Trend Alert: Moving Toward a Uniform System of Hazard Recognition
Posted by Clarion Safety Systems | 14th Jul 2016
In the end of 2013, OSHA incorporated the latest versions of the ANSI Z535 safety sign, tag and color standards into its safety regulations, aligning them with today’s best practices. OSHA’s change allowed for consistency in both sign and label formats using the latest standards. And likewise, it’s now impacting both our products and our workplaces.
The OSHA change means safety signs and tags in workplaces can match the ANSI Z535-formatted product safety labels found on most machinery, component parts, tools, and consumer products. Uniformity between the safety signs and tags in facilities and labels found on products has an important benefit: consistency. When it comes to warnings, consistency leads to familiarity and increased comprehension – important parts of effective safety communication.

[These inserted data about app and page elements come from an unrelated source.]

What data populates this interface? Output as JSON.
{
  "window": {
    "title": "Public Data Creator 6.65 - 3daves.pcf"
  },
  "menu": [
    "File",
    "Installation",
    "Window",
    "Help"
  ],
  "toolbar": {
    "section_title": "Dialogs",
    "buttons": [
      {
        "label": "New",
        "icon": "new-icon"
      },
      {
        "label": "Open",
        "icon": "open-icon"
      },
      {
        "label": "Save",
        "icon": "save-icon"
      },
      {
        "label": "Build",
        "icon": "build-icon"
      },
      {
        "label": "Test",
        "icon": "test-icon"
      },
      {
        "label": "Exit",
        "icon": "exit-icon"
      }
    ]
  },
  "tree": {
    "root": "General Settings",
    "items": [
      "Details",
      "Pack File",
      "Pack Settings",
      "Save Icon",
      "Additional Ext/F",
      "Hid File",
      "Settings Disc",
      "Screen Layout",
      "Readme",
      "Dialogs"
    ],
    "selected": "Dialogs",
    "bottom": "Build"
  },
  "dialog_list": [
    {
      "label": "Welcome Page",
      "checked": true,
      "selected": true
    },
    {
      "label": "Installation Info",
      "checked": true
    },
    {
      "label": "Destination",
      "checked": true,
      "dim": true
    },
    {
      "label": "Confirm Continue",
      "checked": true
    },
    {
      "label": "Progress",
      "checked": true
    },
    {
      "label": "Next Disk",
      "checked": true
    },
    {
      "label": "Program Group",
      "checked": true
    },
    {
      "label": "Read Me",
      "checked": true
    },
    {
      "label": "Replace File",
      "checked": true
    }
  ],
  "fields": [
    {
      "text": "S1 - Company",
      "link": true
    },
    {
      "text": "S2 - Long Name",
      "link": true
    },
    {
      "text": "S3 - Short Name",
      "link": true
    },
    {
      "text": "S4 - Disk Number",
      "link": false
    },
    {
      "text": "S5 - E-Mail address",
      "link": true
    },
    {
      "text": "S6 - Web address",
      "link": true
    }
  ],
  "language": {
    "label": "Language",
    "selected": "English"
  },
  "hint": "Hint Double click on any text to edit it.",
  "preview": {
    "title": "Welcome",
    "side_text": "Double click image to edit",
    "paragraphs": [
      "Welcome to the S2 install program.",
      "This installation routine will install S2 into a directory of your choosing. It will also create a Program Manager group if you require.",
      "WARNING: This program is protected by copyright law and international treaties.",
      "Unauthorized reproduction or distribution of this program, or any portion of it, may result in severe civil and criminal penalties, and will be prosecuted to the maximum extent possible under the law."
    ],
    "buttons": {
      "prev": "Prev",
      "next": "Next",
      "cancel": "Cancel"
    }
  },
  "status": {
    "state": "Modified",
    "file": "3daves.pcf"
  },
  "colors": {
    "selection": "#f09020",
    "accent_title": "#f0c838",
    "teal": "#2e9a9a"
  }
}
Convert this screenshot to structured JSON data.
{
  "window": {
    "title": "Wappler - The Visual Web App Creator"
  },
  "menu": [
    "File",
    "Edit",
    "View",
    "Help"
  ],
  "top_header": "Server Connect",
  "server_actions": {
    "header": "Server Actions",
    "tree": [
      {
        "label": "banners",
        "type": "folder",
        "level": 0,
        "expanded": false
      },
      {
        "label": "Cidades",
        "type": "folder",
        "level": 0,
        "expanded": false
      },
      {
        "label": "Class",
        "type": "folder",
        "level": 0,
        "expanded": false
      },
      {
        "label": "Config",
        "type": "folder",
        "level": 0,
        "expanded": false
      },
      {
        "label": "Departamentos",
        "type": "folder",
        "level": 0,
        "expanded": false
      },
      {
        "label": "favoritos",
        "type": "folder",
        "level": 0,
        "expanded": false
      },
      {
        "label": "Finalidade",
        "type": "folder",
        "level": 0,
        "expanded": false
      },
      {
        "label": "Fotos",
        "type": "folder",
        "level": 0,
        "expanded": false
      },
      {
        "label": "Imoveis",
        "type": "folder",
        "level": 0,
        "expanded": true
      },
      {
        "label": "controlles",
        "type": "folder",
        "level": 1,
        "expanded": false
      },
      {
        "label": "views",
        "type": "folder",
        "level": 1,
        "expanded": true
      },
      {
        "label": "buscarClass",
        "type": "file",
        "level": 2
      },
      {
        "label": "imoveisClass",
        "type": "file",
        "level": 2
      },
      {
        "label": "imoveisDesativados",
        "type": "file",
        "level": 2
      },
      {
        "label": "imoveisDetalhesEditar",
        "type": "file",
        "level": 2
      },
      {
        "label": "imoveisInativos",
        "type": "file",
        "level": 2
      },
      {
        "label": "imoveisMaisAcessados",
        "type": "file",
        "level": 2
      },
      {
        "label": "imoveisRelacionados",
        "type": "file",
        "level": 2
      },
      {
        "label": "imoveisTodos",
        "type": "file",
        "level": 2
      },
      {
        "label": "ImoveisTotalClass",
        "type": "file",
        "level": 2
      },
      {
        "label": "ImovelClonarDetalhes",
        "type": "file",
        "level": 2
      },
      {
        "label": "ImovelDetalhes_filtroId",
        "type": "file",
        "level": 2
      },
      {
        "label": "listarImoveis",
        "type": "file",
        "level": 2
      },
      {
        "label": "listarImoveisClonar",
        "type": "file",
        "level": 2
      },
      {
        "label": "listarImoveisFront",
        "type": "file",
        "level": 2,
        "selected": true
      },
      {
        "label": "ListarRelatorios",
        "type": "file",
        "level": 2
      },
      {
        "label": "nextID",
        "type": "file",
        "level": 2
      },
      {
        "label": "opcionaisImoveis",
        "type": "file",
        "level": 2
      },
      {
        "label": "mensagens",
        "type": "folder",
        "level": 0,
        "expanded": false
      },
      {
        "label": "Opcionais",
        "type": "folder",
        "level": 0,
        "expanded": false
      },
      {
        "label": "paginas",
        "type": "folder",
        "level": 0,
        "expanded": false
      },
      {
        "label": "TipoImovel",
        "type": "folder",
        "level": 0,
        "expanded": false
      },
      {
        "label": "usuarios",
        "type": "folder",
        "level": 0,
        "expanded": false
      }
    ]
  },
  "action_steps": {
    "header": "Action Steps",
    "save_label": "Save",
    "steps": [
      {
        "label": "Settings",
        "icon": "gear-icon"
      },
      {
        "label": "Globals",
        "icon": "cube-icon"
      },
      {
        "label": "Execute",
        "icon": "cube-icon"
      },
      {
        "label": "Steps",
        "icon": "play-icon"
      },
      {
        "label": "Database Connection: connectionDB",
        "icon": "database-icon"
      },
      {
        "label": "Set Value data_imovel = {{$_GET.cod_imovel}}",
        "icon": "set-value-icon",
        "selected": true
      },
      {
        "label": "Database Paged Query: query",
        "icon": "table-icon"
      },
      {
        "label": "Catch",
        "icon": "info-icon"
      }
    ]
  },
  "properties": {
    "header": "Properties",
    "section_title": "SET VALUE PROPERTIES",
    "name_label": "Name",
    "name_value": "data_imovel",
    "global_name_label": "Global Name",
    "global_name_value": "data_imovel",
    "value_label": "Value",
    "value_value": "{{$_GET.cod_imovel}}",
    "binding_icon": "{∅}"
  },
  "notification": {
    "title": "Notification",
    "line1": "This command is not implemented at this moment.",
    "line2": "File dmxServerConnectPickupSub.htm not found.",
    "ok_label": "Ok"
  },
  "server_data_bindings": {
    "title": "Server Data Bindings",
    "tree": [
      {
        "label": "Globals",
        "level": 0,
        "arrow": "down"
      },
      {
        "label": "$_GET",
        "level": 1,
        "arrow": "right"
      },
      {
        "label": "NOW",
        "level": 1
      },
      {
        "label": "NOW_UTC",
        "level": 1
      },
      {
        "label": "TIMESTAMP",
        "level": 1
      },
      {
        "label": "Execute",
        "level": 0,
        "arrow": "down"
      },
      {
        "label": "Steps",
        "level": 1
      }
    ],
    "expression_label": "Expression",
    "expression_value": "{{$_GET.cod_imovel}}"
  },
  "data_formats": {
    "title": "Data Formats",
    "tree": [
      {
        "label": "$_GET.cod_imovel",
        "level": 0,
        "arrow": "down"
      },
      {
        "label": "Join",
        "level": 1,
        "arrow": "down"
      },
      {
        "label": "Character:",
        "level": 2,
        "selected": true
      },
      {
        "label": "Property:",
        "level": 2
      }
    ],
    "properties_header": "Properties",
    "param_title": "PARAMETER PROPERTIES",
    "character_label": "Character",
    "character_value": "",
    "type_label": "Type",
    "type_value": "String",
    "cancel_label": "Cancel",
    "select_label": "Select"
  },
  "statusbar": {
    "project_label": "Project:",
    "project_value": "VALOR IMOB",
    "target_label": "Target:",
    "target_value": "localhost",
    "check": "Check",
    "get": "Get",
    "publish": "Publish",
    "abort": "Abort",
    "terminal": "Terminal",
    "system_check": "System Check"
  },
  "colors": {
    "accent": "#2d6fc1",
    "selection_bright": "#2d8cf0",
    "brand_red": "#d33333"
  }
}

One of the main reasons OSHA made its change to add the newer standards-based safety sign and tag standards to their regulations was so that the more advanced ANSI Z535 warnings technology (a technology that manufacturers have been using for product safety labels for decades) could be used. ANSI Z535 signs, tags and labels give viewers a significantly higher level of content. They include symbols, words, well-defined color-coded severity level panels and translated text as needed. To see the difference, just compare the complete content in the best practice Clarion sign, below, with its out-of-date counterpart, above. The old sign is often interpreted by every employee to mean that they are "authorized." But the new sign uses a customized message to give the viewer tangible, useful information that better defines both the need for PPE and prior authorization before entry.
The goal of every safety sign and label system is to provide accurate, concise information that enables viewers to understand risks and take actions to avoid harm. Such systems of risk communication are an essential part of both a product manufacturer’s safety label program and a facility owner’s occupational health and safety management system. Both types of safety communication have, as their common objective, the most valuable goal: to make the world a safer place.
For more insight on moving toward a uniform system of hazard recognition, be sure to read our CEO Geoffrey Peckham’s latest article in In Compliance Magazine, part of a series on current trends in safety symbol design.
Do you have questions about updating or aligning your safety labels or safety signs? Contact us today to discuss your options!